*ABOUT THIS TASK*
Type the entries out again exactly as they read, but leave every picture behind.

*MATERIALS PROVIDED*
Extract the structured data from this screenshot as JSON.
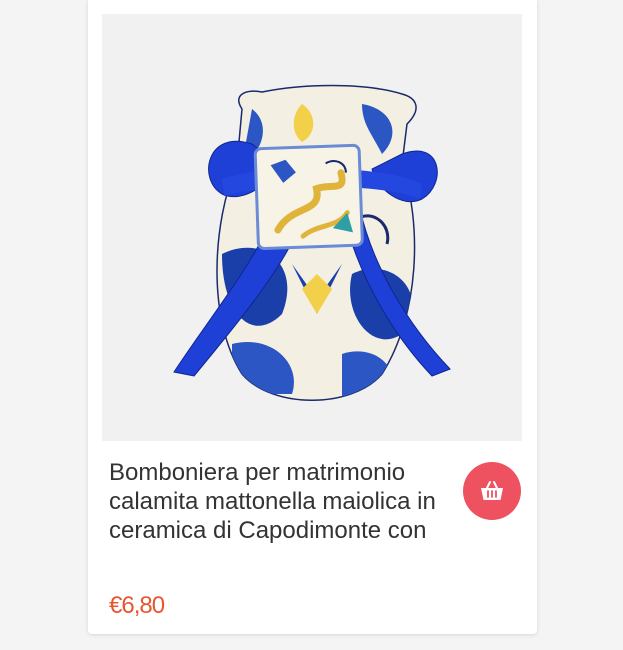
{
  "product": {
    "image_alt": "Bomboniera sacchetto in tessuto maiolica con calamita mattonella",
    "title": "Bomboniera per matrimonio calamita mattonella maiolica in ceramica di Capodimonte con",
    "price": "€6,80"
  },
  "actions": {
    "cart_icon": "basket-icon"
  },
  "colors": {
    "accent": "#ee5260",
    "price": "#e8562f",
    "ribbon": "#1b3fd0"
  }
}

*RESPONSE TO THE TASK*
Extract the structured data from this screenshot as JSON.
{
  "product": {
    "image_alt": "Bomboniera sacchetto in tessuto maiolica con calamita mattonella",
    "title": "Bomboniera per matrimonio calamita mattonella maiolica in ceramica di Capodimonte con",
    "price": "€6,80"
  },
  "actions": {
    "cart_icon": "basket-icon"
  },
  "colors": {
    "accent": "#ee5260",
    "price": "#e8562f",
    "ribbon": "#1b3fd0"
  }
}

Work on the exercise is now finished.